Chapter 4: Secrets of the railways ...
Friedrich Bertschinger u.a.: Die Geheimnisse der Eisenbahn: Technik, Betrieb und Organisation der Eisenbahnen [...]. (Basel, 2. Auflage 1955).
published February 2015
The favorite book of Werner Nef
The fourth book in this series is about the "secrets of the railways", a very special chapter in the history of technology and one which has fascinated people from the very beginning. The reader is a real specialist with 40 years of experience as a locomotive driver.
… after completing his apprenticeship as a fitter in the late 1960s, he trained as a locomotive engineer with the Swiss Railways. During his 40-year career driving locomotives, he has experienced at first hand how the railways have become a modern high-performance means of transport. Now, he enjoys passing on knowledge and experience to readers as the author of various books and other publications.

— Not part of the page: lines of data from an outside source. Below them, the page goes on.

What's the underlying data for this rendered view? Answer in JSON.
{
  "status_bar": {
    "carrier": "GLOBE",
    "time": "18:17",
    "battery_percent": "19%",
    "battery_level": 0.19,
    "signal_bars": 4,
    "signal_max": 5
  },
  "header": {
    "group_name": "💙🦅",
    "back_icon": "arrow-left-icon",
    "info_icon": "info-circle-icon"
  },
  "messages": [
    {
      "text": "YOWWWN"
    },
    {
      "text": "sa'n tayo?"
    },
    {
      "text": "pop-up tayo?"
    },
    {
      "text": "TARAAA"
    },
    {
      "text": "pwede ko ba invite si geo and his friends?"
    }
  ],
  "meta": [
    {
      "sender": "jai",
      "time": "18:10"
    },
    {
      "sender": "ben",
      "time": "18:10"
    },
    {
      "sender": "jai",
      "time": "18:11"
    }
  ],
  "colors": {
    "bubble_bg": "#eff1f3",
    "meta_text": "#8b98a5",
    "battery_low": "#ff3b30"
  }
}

I would love to play a role in this book:
Bahnsaga Schweiz : 150 Jahre Schweizer Bahnen. Zürich: AS-Verlag 1996
I would love ro read a sequel to this book:
Alfred Moser: Der Dampfbetrieb der schweizerischen Eisenbahnen [...] 1847-1922. Basel: Birkhäuser 1923 (published by the Swiss Association of Locomotive Engineers)
The book on my nightstand right now:
Walter Nigg: Das Buch der Ketzer. Zürich: Diogenes-Verlag 1986
Friedrich Bertschinger u.a.: Die Geheimnisse der Eisenbahn: Technik, Betrieb und Organisation der Eisenbahnen; eine allgemeinverständliche Darstellung unter besonderer Berücksichtigung der schweizerischen Verhältnisse. (Basel, 2. Auflage 1955).
The railway has always been a source of fascination. The tremendous power that emanated from the steam engines' hissing, huffing and puffing was literally palpable. The railways fascinated specialists, but the lay public too showed a growing interest in this new means of transport. The "iron horse" was an early name for the steam locomotive. But this sought-after metal was used not only for rolling stock but also for bridges and station concourses with their filigree riveted structures. Iron is inseparable from the railways and it was widely used for signaling equipment, for tracks and sidings and, with electrification, for the overhead lines. Books about railways, especially about locomotives, have always enjoyed a wide readership. Even as a youngster, I was fascinated by one book in particular that initiated me into the "Secrets of the Railways".
My favorite book "Geheimnisse der Eisenbahn" – Secrets of the Railways – first appeared in 1945. The second edition ten years later was also popular. The book was an easy to understand introduction to various aspects of railway lore, ranging from laying tracks to rolling stock and scheduling, and to the nature and history of the railways. It also covered less frequently treated topics such as legal issues, ticketing or signal boxes at the many different stations.
The book gives the reader a very clear idea of the enormously difficult circumstances under which new lines had to be adapted to hostile landscapes, with audacious bridges and long tunnels, so that even after 150 years they are still capable of handling the growing volume of traffic and ever greater speeds. With over 600 illustrations, it provides a comprehensive overview and brings to life the lure of the railways, which in the early days was a major factor in their popularity but which has unfortunately fallen victim to the breakneck pace of progress.
Have a look at some illustrations!
Viaduct over the Sitter
The viaduct over the Sitter near St. Gallen, built from 1908 to 1913, is the highest railway bridge in Switzerland. The bridge, with its 120 meter long and 920 ton riveted iron structure in the middle, soars boldly above the river bed 99 meters below (source: p. 113).
The old signal boxes demanded great physical strength from the signal operator. The switches that blocked the lines to other traffic were purely mechanical installations made of steel. The commands from the signal box were transmitted by steel cables to the switches, signals and barriers (source: p. 257).
The old locomotives with integrated drive wheelsets (so-called 'Rahmenlokomotiven') from the 1920s demanded craftsmanship, for instance for riveting. Nowadays, the ability to work with the computer comes first and foremost (source: p. 371).
The two pictures illustrate the development that technology has undergone. Above we see a simple coach chassis from the early days made of square sheets of steel riveted and screwed together. Below, a century later, a more modern and technologically more sophisticated bogie of a light-metal coach. And this is worlds away from the modern-day bogies with integrated tilt function and suspension system (source: p. 435).